It is true that AD attacks the brain’s default networkYet another line of inquiry involves the brain’s default network: a system of cells that is always turned on at some level. It includes the hippocampus, the brain’s memory center, but also other areas, and is the brain’s mind-wandering mode — the part that is active when, for instance, you’re driving in your car and you start thinking about what you will make for dinner. That brain system, scientists find, is exactly the network that is attacked by Alzheimer’s, and protecting it in some way might help keep the brain healthier longer. […] The default network is costly for the brain to run, using huge amounts of glucose, Dr. Raichle said. And one indication that a person is getting Alzheimer’s is that in scans, the brain’s glucose use is markedly lower. The observation that Alzheimer’s attacks the default network, then, explains the observation that a low use of glucose by the brain is associated with Alzheimer’s disease. (see also: Alzheimer’s and the Brain’s Default Network) which needs enormous amounts of glucose to function. But I don’t know if brain glucose levels are the same as body glucose levels in Alzheimer’s, so I can’t draw conclusions from the effect of niacinamide on peripheral glucose levels for how niacinamide affects that aspect of Alzheimer’s.
Studies show connections between hyperinsulinemia, Diabetes and Alzheimer’s Disease:

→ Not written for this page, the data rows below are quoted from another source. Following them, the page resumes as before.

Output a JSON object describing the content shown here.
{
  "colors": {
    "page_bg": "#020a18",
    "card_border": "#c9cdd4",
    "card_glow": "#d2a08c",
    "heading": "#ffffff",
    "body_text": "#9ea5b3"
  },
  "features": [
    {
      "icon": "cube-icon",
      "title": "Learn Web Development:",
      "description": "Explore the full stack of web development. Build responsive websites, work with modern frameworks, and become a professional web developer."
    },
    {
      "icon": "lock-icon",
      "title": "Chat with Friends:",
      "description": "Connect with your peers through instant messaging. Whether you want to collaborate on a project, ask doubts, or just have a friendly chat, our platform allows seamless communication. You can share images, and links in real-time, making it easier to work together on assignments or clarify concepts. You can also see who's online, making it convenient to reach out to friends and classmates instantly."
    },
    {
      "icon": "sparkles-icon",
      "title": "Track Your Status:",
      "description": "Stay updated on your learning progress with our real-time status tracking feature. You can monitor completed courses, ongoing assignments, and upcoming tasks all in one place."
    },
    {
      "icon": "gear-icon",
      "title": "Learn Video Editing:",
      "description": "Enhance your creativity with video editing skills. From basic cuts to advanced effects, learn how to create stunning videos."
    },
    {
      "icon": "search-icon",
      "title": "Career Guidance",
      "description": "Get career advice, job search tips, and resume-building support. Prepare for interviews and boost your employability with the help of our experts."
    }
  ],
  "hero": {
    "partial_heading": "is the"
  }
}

Insulin can cross the blood brain barrier from the periphery to the central nervous system and compete with Aβ for insulin degrading enzyme (IDE) in the brain, including the hippocampus (Farris et al., 2003). Insulin is also produced in the brain, and may have alternatively have a beneficial effect in amyloid clearance (Reger et al., 2006). Peripheral hyperinsulinemia may inhibit brain insulin production which, in turn results in impaired amyloid clearance and a higher risk of Alzheimer’s disease (Reger et al., 2006).
In the current issue of Neurology®, Mosconi et al. 1 use FDG PET to demonstrate a critical link between a maternal family history of Alzheimer disease (AD) and a pattern of regional metabolic abnormalities similar to that identified in patients with clinically diagnosed AD. By contrast, significant metabolic abnormalities (at baseline or follow-up) were not evident in subjects with a paternal history of AD nor in those without a family history of disease. Given that mitochondrial DNA is inherited maternally in humans, the authors speculate that their data are compatible with mitochondrial dysfunction as the root cause of AD. This mechanism has likewise been hypothesized for other common neurodegenerative conditions.
“Zinc Neurotoxicity is Dependent on Intracellular NAD Levels and the Sirtuin Path”NAD(+) was recently demonstrated to permeate neurons and glia, and we have now shown that exogenous NAD(+) can reduce Zn(2+) neurotoxicity, and 3-acetylpyridine, which generates inactive NAD(+), potentiated Zn(2+) neurotoxicity. Sirtinol and 2-hydroxynaphthaldehyde, inhibitors of the sirtuin pathway (SIRT proteins are NAD(+)-catabolic protein deacetylases), attenuated both acute and chronic Zn(2+) neurotoxicity.
A bunch of articles that correlate a mother’s AD to child’s decreased brain metabolism.
“Relationship Between Reduced Nicotinamide Adenine Dinucleotide Phosphate Oxidase Subunit p22phox Gene Polymorphism and Obstructive Sleep Apnea-Hypopnea Syndrome in the Chinese Han Population”
“PET Scan Glucose Use Correlation With Beta Amyloid Deposition Over Time in Alzheimer’s Disease”
“Nicotinamide and Insulin Secretion in Normal Subjects.”Nicotinamide does not affect insulin secretion and glucose kinetics in normal subjects, confirming its suitability for trials designed to delay or prevent the onset of Type 1 diabetes.